Pinterest is a small network compared to Twitter and Facebook, but it is still growing much more quickly than most other networks. Your business has the opportunity to make a big splash there. What other ways are you using Pinterest to promote your business? Share in the comments!
Here are some ideas for using Twitter as a marketing channel:
Promote your brand by optimizing your Twitter profile.
Be sure to:
Use your logo as your profile picture.
- Use your brand name as your Twitter handle and your Twitter username.
- Use your brand name in your Twitter bio, and add a link to a white paper in your bio.
- Add your website's URL to your profile.
- Use your brand name as your hashtag and include it in all Tweets.

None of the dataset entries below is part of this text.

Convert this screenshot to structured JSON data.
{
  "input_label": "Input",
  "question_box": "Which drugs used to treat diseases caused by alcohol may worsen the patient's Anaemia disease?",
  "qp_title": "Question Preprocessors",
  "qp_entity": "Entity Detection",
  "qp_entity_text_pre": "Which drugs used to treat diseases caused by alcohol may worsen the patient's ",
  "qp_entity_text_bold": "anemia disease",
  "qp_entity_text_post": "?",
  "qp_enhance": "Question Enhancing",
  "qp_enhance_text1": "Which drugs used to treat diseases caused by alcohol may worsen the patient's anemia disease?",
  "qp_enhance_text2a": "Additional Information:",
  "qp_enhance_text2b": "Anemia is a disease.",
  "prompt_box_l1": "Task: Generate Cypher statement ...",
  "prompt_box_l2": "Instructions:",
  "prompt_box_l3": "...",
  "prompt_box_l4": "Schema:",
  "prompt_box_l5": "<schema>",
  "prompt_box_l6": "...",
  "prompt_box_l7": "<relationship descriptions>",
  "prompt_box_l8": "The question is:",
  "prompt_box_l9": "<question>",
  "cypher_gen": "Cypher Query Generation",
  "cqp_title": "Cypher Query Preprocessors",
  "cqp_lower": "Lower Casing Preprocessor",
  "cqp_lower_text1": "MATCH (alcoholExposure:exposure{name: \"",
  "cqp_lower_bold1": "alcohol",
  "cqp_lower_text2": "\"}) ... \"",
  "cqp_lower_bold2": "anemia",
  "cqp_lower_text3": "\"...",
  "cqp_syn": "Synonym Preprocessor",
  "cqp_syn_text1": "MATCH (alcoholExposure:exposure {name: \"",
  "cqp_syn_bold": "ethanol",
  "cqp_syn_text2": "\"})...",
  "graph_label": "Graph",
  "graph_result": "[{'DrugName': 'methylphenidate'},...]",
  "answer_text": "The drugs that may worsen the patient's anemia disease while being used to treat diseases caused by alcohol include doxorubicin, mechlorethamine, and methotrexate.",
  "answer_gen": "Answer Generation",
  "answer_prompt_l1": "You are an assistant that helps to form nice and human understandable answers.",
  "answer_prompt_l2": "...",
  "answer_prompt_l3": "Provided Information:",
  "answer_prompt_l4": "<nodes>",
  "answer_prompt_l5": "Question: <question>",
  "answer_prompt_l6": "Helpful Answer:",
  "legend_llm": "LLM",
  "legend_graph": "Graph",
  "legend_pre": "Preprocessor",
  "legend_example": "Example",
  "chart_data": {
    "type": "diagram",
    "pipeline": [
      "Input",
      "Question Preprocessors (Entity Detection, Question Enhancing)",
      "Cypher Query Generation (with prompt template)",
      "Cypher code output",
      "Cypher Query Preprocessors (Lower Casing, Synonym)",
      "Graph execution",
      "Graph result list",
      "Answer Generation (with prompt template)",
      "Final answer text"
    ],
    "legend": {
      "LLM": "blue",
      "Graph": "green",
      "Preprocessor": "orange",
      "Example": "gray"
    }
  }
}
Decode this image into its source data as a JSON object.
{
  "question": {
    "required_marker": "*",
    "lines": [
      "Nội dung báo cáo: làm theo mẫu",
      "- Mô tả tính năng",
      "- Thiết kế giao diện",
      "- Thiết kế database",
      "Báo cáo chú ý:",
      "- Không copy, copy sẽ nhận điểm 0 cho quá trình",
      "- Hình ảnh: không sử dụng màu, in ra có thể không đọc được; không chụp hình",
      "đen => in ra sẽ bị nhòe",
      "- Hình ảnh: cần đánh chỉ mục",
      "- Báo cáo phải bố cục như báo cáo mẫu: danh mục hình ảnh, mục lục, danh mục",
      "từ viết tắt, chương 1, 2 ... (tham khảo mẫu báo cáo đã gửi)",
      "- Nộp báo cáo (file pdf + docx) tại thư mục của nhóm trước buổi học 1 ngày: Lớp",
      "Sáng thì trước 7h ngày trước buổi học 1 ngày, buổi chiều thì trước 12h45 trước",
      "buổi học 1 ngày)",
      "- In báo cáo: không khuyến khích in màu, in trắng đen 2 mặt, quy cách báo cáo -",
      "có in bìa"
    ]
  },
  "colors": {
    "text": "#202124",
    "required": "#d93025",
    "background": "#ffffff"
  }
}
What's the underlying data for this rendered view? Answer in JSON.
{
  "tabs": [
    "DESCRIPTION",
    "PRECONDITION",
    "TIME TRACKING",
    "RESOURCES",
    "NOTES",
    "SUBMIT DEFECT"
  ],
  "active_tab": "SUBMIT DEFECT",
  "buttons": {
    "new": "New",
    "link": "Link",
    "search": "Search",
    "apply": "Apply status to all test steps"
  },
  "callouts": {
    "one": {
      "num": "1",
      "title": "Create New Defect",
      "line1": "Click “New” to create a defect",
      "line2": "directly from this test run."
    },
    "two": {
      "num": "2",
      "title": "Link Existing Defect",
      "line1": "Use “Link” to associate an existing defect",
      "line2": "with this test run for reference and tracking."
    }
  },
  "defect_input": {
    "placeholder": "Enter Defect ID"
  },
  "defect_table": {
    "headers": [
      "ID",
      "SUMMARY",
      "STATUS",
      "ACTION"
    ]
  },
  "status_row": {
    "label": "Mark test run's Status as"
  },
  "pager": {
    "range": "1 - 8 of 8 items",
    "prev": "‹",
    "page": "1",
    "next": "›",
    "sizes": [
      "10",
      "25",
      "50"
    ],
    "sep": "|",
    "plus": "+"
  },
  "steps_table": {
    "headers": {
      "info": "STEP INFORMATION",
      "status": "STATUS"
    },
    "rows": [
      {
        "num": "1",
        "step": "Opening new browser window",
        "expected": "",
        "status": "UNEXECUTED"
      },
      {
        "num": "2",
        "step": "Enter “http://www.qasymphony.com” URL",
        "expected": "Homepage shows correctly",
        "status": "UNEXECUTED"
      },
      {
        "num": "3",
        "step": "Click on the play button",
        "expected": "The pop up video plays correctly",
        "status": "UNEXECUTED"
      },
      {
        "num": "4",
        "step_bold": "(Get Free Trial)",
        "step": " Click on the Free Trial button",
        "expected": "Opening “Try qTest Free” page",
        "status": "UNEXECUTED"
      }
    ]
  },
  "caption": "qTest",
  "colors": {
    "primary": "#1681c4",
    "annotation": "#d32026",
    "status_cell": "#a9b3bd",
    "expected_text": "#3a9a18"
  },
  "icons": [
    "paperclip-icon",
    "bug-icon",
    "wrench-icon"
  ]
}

Generate leads by offering white papers, instructional videos, e-books and product samples if appropriate.
Write a compelling Tweet with a link to the lead generation asset. Always send visitors to a separate landing page with an opt-in form for each asset you Tweeted about. After visitors opt in to receive the asset, follow up with a series of emails that introduce them to your products and to additional white papers, videos and e-books. Track your results so you know which assets are most popular and which Tweets generate the best response. Tweets are like subject lines in your emails, so track your Tweets in a spreadsheet so you know which work best.
Promote webinars, conferences, training classes, and other events sponsored by your company.
Write Tweets that promote the events, and include a link to a landing page where customers can sign up for the events. Again, use a separate landing page for each event and track your results.
Display the Twitter logo prominently on your website and encourage people to follow you on Twitter.
Also add links to your Twitter page in your email footer, on your blogs and in your email newsletters. Constantly ask people to follow you in all your marketing materials.
If appropriate, offer discount codes in your Tweets.
Twitter has also become a very effective sales tool for both B2B and B2C businesses. In B2B sales, Twitter helps you keep your name in front of prospects when you have a long sales cycle. In B2C sales, you can Tweet promotions and coupon codes and create contests to generate sales. Here are some ideas for using Twitter for sales:
Monitor your competitors' brand names and hashtags to see what people are saying about them on Twitter. When you see negative Tweets about their products or service, use it as a competitive selling point. Listen for positive and negative comments about your products and services as well. Engage unsatisfied customers or prospects immediately to defuse the situation. The key is to address their concerns quickly so you can turn the negative sentiment into positive sentiment publicly.
Use Twitter Search to find people using your target keywords in their Twitter profiles, hashtags, and Tweets.
They may be dissatisfied with your competitor's product and are looking for a solution to their problem. These people are potential prospects, so you should check out their profiles and follow them. After you follow them, see who they're following and keep following more potential prospects as you find them. Add your prospects to a Twitter list so it's easier for you to monitor and communicate with them.
When you have a prospect in your sales funnel, engage them in conversation publicly on Twitter.
Send them links to new white papers or videos to introduce them to new features in your products.
Hold contests to generate sales.
You could have people Tweet a picture of themselves using your product, with the winner receiving a discount on their next purchase.
Tweet coupon codes.
One of the most popular searches on Twitter Search is for "coupon codes" for specific brands or products.